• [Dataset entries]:

^^^^^^^^

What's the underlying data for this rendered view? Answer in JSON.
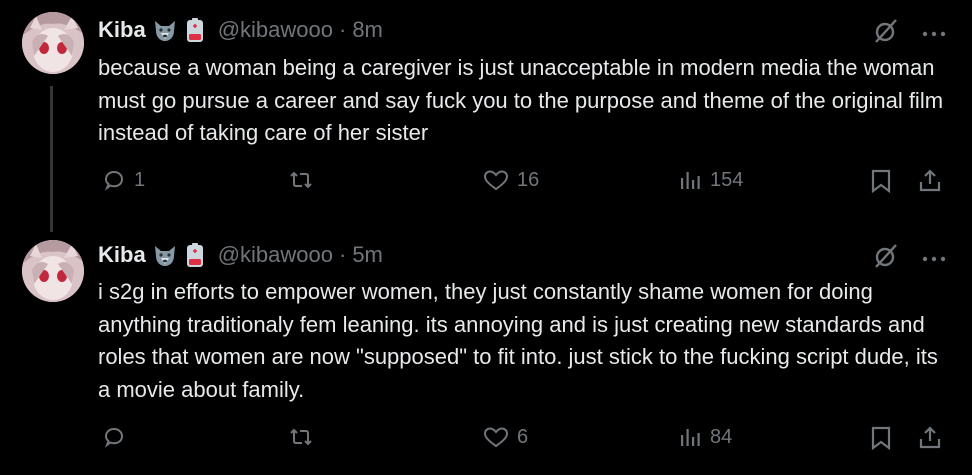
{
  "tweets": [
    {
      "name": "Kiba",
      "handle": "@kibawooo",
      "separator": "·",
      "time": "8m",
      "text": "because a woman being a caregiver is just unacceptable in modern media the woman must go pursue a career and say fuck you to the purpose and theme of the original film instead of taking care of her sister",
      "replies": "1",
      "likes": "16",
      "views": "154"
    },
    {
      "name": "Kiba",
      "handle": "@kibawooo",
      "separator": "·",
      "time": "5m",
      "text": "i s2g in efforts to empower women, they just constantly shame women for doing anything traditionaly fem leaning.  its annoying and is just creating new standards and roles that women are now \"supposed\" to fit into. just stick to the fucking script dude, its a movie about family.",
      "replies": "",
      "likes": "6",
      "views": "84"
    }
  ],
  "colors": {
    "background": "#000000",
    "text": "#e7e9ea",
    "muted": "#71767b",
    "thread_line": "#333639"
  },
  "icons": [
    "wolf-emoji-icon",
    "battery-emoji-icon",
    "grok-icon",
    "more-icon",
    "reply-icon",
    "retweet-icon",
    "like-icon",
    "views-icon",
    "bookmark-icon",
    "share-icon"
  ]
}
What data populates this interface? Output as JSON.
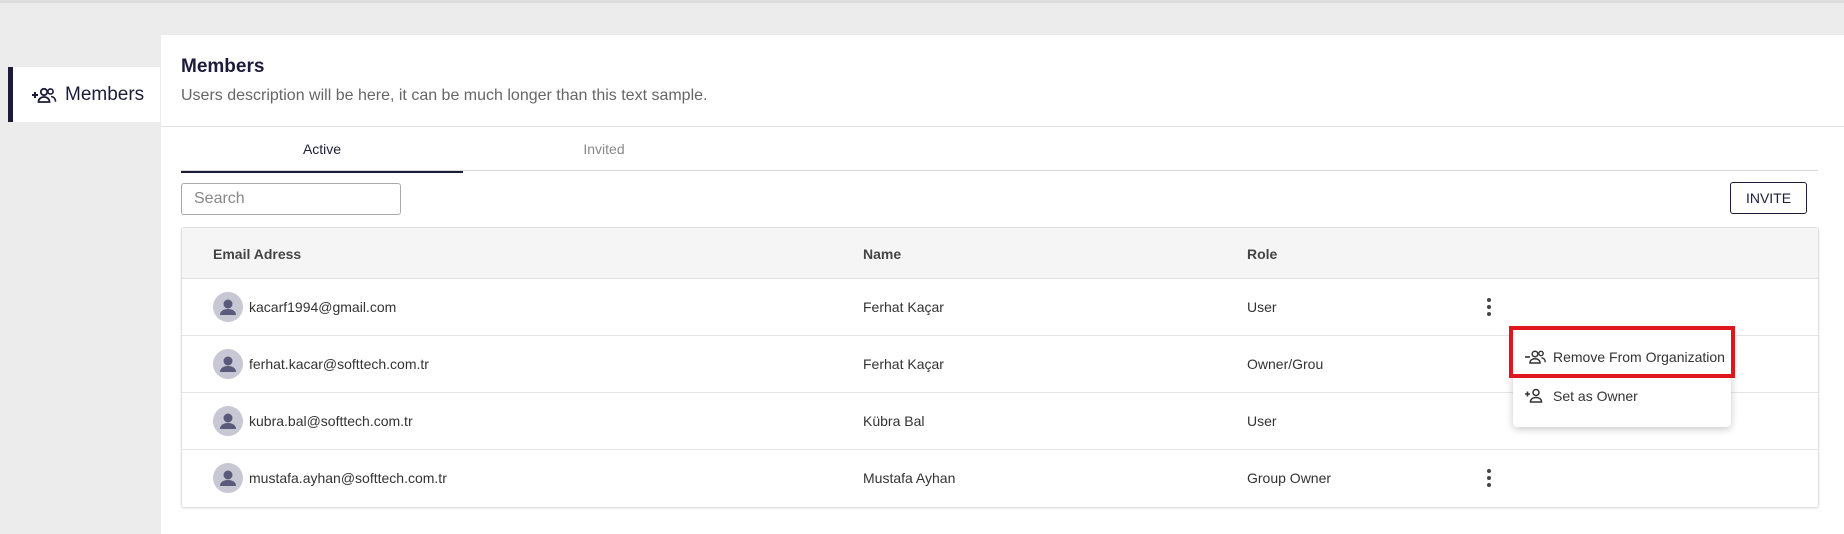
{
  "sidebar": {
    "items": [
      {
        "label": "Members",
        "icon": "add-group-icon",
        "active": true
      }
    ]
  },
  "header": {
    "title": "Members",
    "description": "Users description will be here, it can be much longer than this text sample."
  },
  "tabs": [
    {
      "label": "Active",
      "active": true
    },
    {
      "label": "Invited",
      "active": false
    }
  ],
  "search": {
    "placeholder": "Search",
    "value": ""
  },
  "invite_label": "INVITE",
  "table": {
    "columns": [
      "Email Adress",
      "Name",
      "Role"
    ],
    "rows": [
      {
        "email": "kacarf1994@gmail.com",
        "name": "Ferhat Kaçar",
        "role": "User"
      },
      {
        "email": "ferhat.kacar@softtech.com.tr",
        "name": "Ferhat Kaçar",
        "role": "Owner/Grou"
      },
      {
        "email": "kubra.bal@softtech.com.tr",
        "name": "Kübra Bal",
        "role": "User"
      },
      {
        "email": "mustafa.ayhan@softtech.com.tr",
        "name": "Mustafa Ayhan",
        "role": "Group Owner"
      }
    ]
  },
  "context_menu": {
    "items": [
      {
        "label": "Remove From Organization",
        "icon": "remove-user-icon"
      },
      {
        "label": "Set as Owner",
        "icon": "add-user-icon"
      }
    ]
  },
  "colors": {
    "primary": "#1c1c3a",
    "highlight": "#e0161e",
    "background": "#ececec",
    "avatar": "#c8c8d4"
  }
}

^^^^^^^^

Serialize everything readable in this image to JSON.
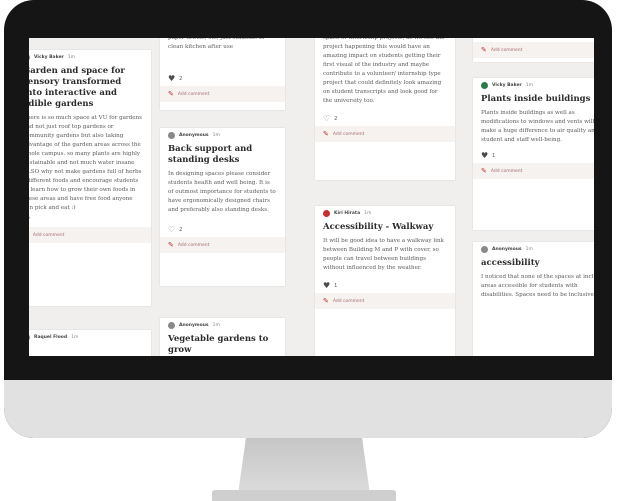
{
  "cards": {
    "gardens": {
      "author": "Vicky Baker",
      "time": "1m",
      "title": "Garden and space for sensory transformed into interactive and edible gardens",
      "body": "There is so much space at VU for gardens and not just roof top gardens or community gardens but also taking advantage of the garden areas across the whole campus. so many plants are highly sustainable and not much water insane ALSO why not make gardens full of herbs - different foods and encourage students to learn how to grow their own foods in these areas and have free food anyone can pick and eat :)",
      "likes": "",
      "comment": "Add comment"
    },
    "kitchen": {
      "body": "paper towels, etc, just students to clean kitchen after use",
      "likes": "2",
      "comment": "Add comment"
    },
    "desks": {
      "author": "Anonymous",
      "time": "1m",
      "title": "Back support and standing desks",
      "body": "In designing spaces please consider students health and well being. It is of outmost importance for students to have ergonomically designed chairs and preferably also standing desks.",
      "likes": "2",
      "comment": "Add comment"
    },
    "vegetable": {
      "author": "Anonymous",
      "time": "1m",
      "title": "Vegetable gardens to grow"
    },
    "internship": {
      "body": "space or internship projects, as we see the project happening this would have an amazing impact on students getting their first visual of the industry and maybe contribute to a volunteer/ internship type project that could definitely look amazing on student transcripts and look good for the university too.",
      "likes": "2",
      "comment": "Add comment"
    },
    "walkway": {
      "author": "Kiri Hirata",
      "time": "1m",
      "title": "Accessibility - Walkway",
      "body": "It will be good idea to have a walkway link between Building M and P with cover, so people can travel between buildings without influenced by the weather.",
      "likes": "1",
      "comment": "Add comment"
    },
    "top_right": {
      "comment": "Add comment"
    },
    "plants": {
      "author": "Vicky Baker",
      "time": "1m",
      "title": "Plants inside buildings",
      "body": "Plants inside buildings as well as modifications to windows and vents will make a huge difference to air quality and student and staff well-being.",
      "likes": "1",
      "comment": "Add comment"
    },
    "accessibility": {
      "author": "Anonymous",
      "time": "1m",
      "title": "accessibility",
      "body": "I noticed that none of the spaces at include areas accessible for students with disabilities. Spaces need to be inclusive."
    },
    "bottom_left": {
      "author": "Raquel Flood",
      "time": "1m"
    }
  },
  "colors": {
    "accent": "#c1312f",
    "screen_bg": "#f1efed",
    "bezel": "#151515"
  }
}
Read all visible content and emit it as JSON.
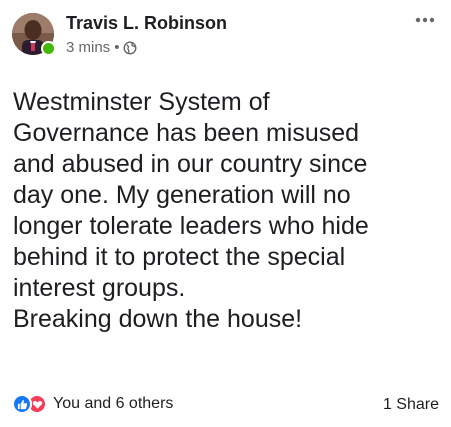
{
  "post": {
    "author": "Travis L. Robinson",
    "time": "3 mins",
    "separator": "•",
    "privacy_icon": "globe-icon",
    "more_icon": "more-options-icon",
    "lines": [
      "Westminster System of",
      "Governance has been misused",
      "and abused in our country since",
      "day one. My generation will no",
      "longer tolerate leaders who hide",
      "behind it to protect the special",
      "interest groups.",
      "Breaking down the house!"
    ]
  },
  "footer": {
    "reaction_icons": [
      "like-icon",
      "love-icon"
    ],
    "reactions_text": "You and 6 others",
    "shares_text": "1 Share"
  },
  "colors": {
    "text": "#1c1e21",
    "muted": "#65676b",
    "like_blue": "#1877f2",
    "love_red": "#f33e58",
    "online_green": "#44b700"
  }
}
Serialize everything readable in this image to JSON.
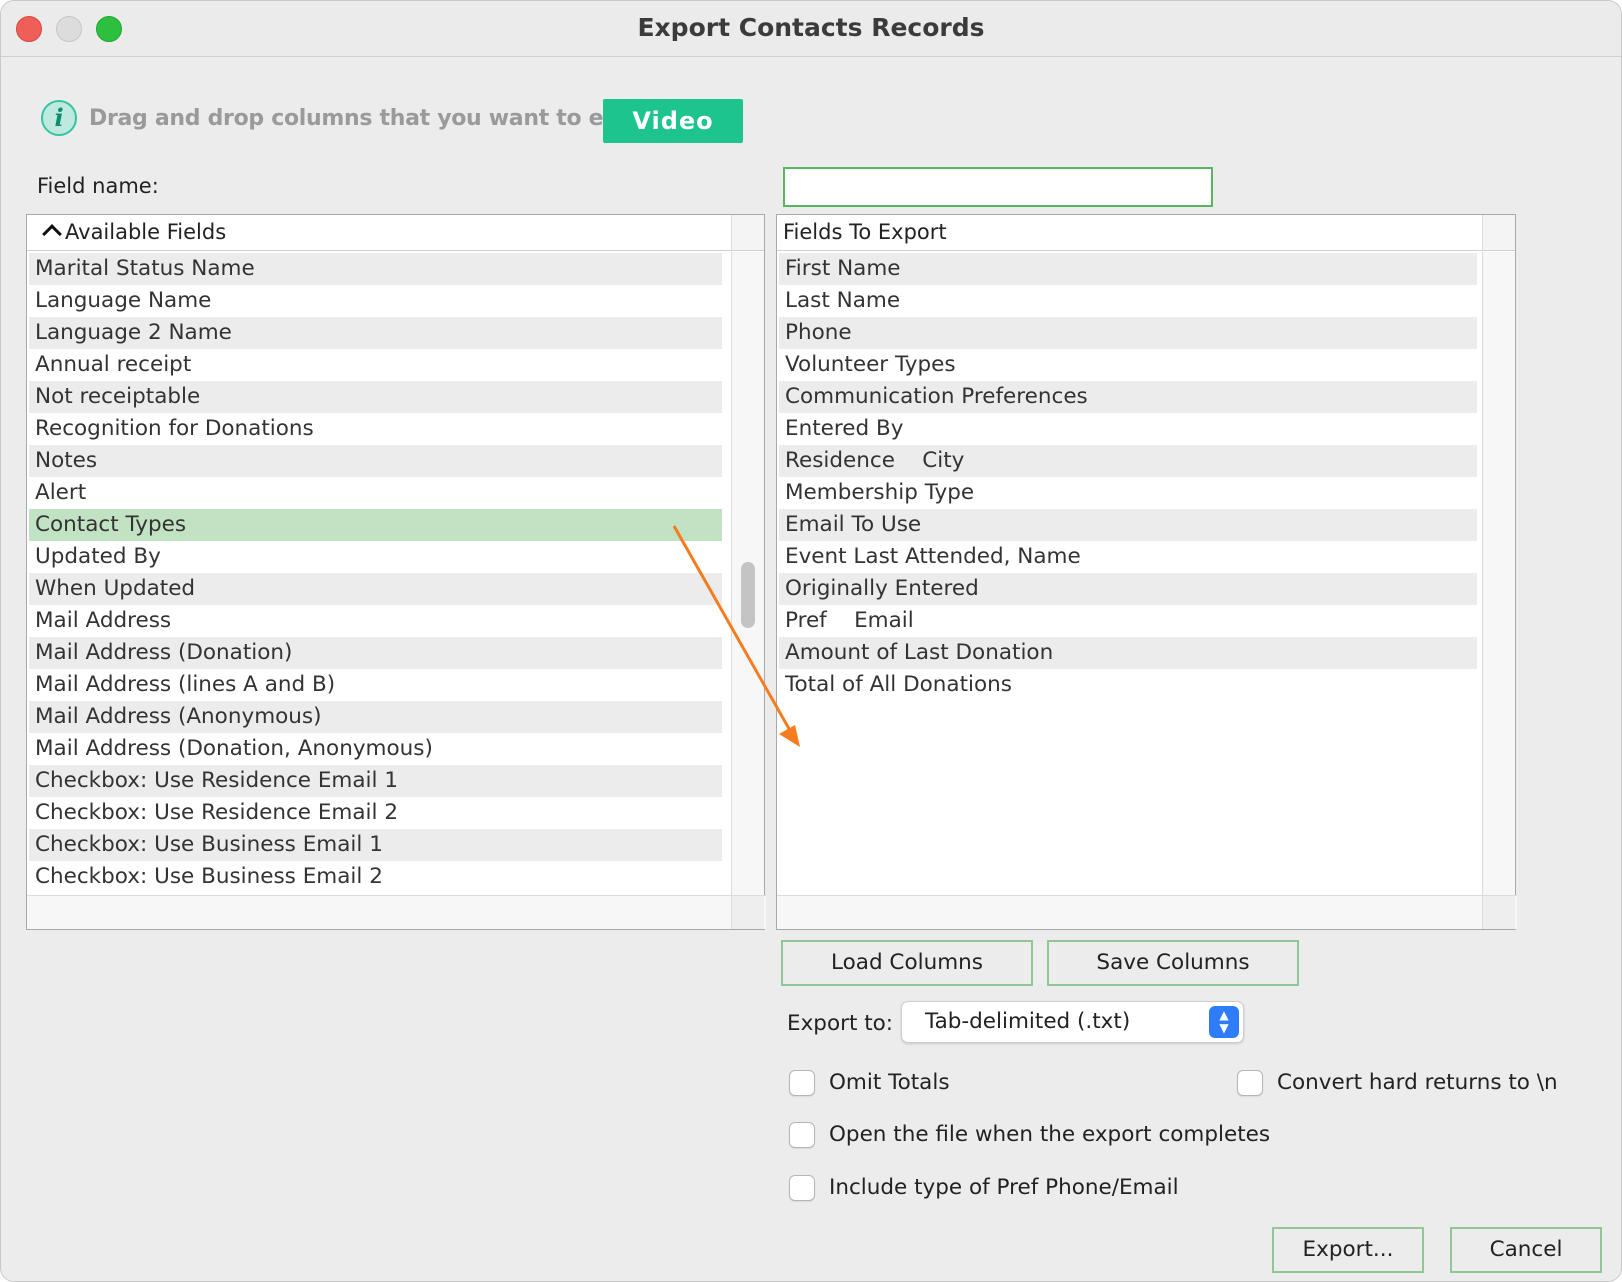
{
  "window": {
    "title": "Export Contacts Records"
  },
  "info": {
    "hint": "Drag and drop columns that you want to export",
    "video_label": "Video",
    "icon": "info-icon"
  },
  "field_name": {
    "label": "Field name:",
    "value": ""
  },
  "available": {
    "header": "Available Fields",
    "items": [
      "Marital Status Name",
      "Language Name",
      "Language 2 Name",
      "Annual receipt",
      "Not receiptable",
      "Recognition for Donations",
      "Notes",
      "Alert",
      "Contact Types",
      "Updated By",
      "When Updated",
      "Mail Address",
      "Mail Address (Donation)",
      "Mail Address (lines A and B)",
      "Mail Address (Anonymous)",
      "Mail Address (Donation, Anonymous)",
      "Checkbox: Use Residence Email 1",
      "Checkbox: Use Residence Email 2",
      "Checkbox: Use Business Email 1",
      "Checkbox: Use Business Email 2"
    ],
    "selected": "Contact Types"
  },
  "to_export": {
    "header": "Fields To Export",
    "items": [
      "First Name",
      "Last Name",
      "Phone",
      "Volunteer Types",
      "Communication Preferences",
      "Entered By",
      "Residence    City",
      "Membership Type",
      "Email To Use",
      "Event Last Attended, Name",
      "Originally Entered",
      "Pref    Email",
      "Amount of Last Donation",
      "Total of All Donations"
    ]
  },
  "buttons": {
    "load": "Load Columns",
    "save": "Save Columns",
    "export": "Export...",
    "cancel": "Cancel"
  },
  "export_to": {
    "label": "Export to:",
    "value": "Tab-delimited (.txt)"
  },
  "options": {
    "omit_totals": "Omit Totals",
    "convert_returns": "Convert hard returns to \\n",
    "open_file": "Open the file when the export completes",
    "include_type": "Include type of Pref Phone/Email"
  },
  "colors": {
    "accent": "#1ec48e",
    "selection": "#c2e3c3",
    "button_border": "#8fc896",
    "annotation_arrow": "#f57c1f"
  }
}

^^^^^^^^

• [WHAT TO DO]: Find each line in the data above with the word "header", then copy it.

• [ANSWER TO THIS EXERCISE]:
  "header": {
    "header": "Available Fields",
    "header": "Fields To Export",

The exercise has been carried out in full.